§ **Task to complete**
Restate the entries below word for word, omitting nothing.

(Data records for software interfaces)
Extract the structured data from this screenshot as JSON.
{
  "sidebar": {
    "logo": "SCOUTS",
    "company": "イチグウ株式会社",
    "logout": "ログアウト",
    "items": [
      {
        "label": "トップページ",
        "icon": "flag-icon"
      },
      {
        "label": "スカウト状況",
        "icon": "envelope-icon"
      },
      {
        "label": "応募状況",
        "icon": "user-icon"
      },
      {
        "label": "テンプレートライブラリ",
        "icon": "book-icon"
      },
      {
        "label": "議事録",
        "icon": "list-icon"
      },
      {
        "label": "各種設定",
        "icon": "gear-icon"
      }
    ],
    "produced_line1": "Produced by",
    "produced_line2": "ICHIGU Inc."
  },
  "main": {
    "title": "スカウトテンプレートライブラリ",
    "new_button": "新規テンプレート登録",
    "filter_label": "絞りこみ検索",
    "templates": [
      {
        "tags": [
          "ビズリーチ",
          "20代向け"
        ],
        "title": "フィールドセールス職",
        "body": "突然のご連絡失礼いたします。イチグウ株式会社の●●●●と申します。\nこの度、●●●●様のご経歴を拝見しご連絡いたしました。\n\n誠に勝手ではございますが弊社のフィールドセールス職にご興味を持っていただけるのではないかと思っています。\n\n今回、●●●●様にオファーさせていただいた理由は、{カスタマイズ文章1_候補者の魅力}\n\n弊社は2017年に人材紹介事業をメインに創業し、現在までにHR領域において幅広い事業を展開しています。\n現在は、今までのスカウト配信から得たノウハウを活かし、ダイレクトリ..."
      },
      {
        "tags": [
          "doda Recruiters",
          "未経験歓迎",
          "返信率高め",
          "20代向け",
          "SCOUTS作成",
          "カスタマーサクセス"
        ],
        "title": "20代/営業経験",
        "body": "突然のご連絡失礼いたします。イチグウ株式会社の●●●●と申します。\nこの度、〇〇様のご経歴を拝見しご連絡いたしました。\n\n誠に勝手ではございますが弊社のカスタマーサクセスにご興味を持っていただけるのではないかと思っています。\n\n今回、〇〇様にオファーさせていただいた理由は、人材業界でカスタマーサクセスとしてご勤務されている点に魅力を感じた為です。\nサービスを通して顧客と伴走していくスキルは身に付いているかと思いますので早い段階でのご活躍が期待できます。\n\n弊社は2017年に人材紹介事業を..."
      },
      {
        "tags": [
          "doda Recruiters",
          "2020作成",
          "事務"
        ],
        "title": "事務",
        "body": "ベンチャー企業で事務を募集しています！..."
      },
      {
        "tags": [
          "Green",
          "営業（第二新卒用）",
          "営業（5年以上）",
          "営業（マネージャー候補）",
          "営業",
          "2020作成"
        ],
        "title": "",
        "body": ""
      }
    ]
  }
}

§ **Response to the task**
Extract the structured data from this screenshot as JSON.
{
  "sidebar": {
    "logo": "SCOUTS",
    "company": "イチグウ株式会社",
    "logout": "ログアウト",
    "items": [
      {
        "label": "トップページ",
        "icon": "flag-icon"
      },
      {
        "label": "スカウト状況",
        "icon": "envelope-icon"
      },
      {
        "label": "応募状況",
        "icon": "user-icon"
      },
      {
        "label": "テンプレートライブラリ",
        "icon": "book-icon"
      },
      {
        "label": "議事録",
        "icon": "list-icon"
      },
      {
        "label": "各種設定",
        "icon": "gear-icon"
      }
    ],
    "produced_line1": "Produced by",
    "produced_line2": "ICHIGU Inc."
  },
  "main": {
    "title": "スカウトテンプレートライブラリ",
    "new_button": "新規テンプレート登録",
    "filter_label": "絞りこみ検索",
    "templates": [
      {
        "tags": [
          "ビズリーチ",
          "20代向け"
        ],
        "title": "フィールドセールス職",
        "body": "突然のご連絡失礼いたします。イチグウ株式会社の●●●●と申します。\nこの度、●●●●様のご経歴を拝見しご連絡いたしました。\n\n誠に勝手ではございますが弊社のフィールドセールス職にご興味を持っていただけるのではないかと思っています。\n\n今回、●●●●様にオファーさせていただいた理由は、{カスタマイズ文章1_候補者の魅力}\n\n弊社は2017年に人材紹介事業をメインに創業し、現在までにHR領域において幅広い事業を展開しています。\n現在は、今までのスカウト配信から得たノウハウを活かし、ダイレクトリ..."
      },
      {
        "tags": [
          "doda Recruiters",
          "未経験歓迎",
          "返信率高め",
          "20代向け",
          "SCOUTS作成",
          "カスタマーサクセス"
        ],
        "title": "20代/営業経験",
        "body": "突然のご連絡失礼いたします。イチグウ株式会社の●●●●と申します。\nこの度、〇〇様のご経歴を拝見しご連絡いたしました。\n\n誠に勝手ではございますが弊社のカスタマーサクセスにご興味を持っていただけるのではないかと思っています。\n\n今回、〇〇様にオファーさせていただいた理由は、人材業界でカスタマーサクセスとしてご勤務されている点に魅力を感じた為です。\nサービスを通して顧客と伴走していくスキルは身に付いているかと思いますので早い段階でのご活躍が期待できます。\n\n弊社は2017年に人材紹介事業を..."
      },
      {
        "tags": [
          "doda Recruiters",
          "2020作成",
          "事務"
        ],
        "title": "事務",
        "body": "ベンチャー企業で事務を募集しています！..."
      },
      {
        "tags": [
          "Green",
          "営業（第二新卒用）",
          "営業（5年以上）",
          "営業（マネージャー候補）",
          "営業",
          "2020作成"
        ],
        "title": "",
        "body": ""
      }
    ]
  }
}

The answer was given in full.